● What is being asked: The records are to be copied exactly and in full.

● App and web page records:
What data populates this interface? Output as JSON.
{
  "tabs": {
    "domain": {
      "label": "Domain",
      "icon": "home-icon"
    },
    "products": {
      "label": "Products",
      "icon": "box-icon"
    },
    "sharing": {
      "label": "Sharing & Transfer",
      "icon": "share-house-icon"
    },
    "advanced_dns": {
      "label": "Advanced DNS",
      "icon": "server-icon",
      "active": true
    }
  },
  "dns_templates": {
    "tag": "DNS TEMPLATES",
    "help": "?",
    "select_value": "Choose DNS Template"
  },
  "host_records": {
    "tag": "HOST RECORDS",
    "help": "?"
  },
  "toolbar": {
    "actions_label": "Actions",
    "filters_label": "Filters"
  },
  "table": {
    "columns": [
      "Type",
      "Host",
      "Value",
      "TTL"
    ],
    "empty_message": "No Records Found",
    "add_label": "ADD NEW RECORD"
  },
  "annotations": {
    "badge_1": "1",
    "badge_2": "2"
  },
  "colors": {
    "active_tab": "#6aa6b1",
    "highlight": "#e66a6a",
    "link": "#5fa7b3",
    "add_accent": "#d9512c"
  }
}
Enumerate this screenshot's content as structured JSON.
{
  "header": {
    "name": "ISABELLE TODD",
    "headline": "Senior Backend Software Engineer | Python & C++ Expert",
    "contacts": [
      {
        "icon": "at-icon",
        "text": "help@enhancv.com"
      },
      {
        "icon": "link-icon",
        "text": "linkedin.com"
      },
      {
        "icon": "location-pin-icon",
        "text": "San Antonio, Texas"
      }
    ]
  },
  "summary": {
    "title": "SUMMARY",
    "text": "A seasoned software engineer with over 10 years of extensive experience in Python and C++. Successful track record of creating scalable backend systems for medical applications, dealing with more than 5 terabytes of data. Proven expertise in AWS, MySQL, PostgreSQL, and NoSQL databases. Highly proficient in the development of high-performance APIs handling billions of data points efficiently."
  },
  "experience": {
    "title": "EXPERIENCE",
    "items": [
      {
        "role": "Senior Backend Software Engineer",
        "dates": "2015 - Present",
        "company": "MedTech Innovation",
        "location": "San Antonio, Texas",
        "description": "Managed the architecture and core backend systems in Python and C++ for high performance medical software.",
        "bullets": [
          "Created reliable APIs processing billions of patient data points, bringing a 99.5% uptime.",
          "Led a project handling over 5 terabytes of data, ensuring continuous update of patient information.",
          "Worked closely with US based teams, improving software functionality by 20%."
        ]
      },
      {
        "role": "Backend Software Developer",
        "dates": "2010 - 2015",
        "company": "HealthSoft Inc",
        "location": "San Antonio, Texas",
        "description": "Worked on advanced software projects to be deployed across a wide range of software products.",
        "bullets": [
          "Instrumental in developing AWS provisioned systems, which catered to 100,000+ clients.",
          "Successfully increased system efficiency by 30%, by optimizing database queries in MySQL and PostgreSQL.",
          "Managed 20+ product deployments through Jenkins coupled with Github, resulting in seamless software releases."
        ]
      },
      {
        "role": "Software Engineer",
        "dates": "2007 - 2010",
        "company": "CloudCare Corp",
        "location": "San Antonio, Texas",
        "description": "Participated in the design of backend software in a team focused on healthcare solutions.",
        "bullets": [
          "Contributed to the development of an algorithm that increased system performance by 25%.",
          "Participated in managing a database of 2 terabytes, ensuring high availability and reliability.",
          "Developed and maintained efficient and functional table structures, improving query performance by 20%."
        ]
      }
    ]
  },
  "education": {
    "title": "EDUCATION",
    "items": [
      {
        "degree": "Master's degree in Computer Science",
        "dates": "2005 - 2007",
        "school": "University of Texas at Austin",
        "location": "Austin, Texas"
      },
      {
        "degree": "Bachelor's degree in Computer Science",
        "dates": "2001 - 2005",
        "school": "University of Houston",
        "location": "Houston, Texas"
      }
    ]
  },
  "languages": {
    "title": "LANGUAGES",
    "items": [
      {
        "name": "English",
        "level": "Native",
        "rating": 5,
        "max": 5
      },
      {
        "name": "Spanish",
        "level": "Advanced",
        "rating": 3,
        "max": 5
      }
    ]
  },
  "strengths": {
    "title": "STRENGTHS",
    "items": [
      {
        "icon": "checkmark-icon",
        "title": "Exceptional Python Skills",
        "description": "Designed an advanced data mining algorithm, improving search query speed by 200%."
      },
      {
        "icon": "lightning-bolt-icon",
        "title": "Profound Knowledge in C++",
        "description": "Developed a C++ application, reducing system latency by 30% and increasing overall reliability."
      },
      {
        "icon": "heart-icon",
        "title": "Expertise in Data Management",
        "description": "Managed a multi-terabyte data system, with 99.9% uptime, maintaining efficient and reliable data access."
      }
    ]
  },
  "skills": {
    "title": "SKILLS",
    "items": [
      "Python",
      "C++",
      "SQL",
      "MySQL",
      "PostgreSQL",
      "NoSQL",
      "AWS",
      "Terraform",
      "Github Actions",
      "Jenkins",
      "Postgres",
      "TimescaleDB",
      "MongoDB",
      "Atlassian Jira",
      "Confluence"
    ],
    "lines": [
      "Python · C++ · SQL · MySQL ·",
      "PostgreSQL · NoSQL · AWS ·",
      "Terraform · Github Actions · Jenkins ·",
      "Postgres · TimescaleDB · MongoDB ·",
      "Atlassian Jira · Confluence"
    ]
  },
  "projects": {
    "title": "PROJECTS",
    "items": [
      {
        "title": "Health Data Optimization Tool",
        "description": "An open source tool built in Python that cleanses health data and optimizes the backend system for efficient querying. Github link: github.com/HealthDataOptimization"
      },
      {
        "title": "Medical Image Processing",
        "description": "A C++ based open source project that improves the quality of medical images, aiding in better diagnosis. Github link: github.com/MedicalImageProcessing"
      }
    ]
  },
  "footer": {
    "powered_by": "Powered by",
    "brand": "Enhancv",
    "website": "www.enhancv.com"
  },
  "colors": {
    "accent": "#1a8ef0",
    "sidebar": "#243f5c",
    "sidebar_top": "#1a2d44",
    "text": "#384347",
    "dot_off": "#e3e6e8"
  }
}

● Answer section:
What data populates this interface? Output as JSON.
{
  "tabs": {
    "domain": {
      "label": "Domain",
      "icon": "home-icon"
    },
    "products": {
      "label": "Products",
      "icon": "box-icon"
    },
    "sharing": {
      "label": "Sharing & Transfer",
      "icon": "share-house-icon"
    },
    "advanced_dns": {
      "label": "Advanced DNS",
      "icon": "server-icon",
      "active": true
    }
  },
  "dns_templates": {
    "tag": "DNS TEMPLATES",
    "help": "?",
    "select_value": "Choose DNS Template"
  },
  "host_records": {
    "tag": "HOST RECORDS",
    "help": "?"
  },
  "toolbar": {
    "actions_label": "Actions",
    "filters_label": "Filters"
  },
  "table": {
    "columns": [
      "Type",
      "Host",
      "Value",
      "TTL"
    ],
    "empty_message": "No Records Found",
    "add_label": "ADD NEW RECORD"
  },
  "annotations": {
    "badge_1": "1",
    "badge_2": "2"
  },
  "colors": {
    "active_tab": "#6aa6b1",
    "highlight": "#e66a6a",
    "link": "#5fa7b3",
    "add_accent": "#d9512c"
  }
}
Enumerate this screenshot's content as structured JSON.
{
  "header": {
    "name": "ISABELLE TODD",
    "headline": "Senior Backend Software Engineer | Python & C++ Expert",
    "contacts": [
      {
        "icon": "at-icon",
        "text": "help@enhancv.com"
      },
      {
        "icon": "link-icon",
        "text": "linkedin.com"
      },
      {
        "icon": "location-pin-icon",
        "text": "San Antonio, Texas"
      }
    ]
  },
  "summary": {
    "title": "SUMMARY",
    "text": "A seasoned software engineer with over 10 years of extensive experience in Python and C++. Successful track record of creating scalable backend systems for medical applications, dealing with more than 5 terabytes of data. Proven expertise in AWS, MySQL, PostgreSQL, and NoSQL databases. Highly proficient in the development of high-performance APIs handling billions of data points efficiently."
  },
  "experience": {
    "title": "EXPERIENCE",
    "items": [
      {
        "role": "Senior Backend Software Engineer",
        "dates": "2015 - Present",
        "company": "MedTech Innovation",
        "location": "San Antonio, Texas",
        "description": "Managed the architecture and core backend systems in Python and C++ for high performance medical software.",
        "bullets": [
          "Created reliable APIs processing billions of patient data points, bringing a 99.5% uptime.",
          "Led a project handling over 5 terabytes of data, ensuring continuous update of patient information.",
          "Worked closely with US based teams, improving software functionality by 20%."
        ]
      },
      {
        "role": "Backend Software Developer",
        "dates": "2010 - 2015",
        "company": "HealthSoft Inc",
        "location": "San Antonio, Texas",
        "description": "Worked on advanced software projects to be deployed across a wide range of software products.",
        "bullets": [
          "Instrumental in developing AWS provisioned systems, which catered to 100,000+ clients.",
          "Successfully increased system efficiency by 30%, by optimizing database queries in MySQL and PostgreSQL.",
          "Managed 20+ product deployments through Jenkins coupled with Github, resulting in seamless software releases."
        ]
      },
      {
        "role": "Software Engineer",
        "dates": "2007 - 2010",
        "company": "CloudCare Corp",
        "location": "San Antonio, Texas",
        "description": "Participated in the design of backend software in a team focused on healthcare solutions.",
        "bullets": [
          "Contributed to the development of an algorithm that increased system performance by 25%.",
          "Participated in managing a database of 2 terabytes, ensuring high availability and reliability.",
          "Developed and maintained efficient and functional table structures, improving query performance by 20%."
        ]
      }
    ]
  },
  "education": {
    "title": "EDUCATION",
    "items": [
      {
        "degree": "Master's degree in Computer Science",
        "dates": "2005 - 2007",
        "school": "University of Texas at Austin",
        "location": "Austin, Texas"
      },
      {
        "degree": "Bachelor's degree in Computer Science",
        "dates": "2001 - 2005",
        "school": "University of Houston",
        "location": "Houston, Texas"
      }
    ]
  },
  "languages": {
    "title": "LANGUAGES",
    "items": [
      {
        "name": "English",
        "level": "Native",
        "rating": 5,
        "max": 5
      },
      {
        "name": "Spanish",
        "level": "Advanced",
        "rating": 3,
        "max": 5
      }
    ]
  },
  "strengths": {
    "title": "STRENGTHS",
    "items": [
      {
        "icon": "checkmark-icon",
        "title": "Exceptional Python Skills",
        "description": "Designed an advanced data mining algorithm, improving search query speed by 200%."
      },
      {
        "icon": "lightning-bolt-icon",
        "title": "Profound Knowledge in C++",
        "description": "Developed a C++ application, reducing system latency by 30% and increasing overall reliability."
      },
      {
        "icon": "heart-icon",
        "title": "Expertise in Data Management",
        "description": "Managed a multi-terabyte data system, with 99.9% uptime, maintaining efficient and reliable data access."
      }
    ]
  },
  "skills": {
    "title": "SKILLS",
    "items": [
      "Python",
      "C++",
      "SQL",
      "MySQL",
      "PostgreSQL",
      "NoSQL",
      "AWS",
      "Terraform",
      "Github Actions",
      "Jenkins",
      "Postgres",
      "TimescaleDB",
      "MongoDB",
      "Atlassian Jira",
      "Confluence"
    ],
    "lines": [
      "Python · C++ · SQL · MySQL ·",
      "PostgreSQL · NoSQL · AWS ·",
      "Terraform · Github Actions · Jenkins ·",
      "Postgres · TimescaleDB · MongoDB ·",
      "Atlassian Jira · Confluence"
    ]
  },
  "projects": {
    "title": "PROJECTS",
    "items": [
      {
        "title": "Health Data Optimization Tool",
        "description": "An open source tool built in Python that cleanses health data and optimizes the backend system for efficient querying. Github link: github.com/HealthDataOptimization"
      },
      {
        "title": "Medical Image Processing",
        "description": "A C++ based open source project that improves the quality of medical images, aiding in better diagnosis. Github link: github.com/MedicalImageProcessing"
      }
    ]
  },
  "footer": {
    "powered_by": "Powered by",
    "brand": "Enhancv",
    "website": "www.enhancv.com"
  },
  "colors": {
    "accent": "#1a8ef0",
    "sidebar": "#243f5c",
    "sidebar_top": "#1a2d44",
    "text": "#384347",
    "dot_off": "#e3e6e8"
  }
}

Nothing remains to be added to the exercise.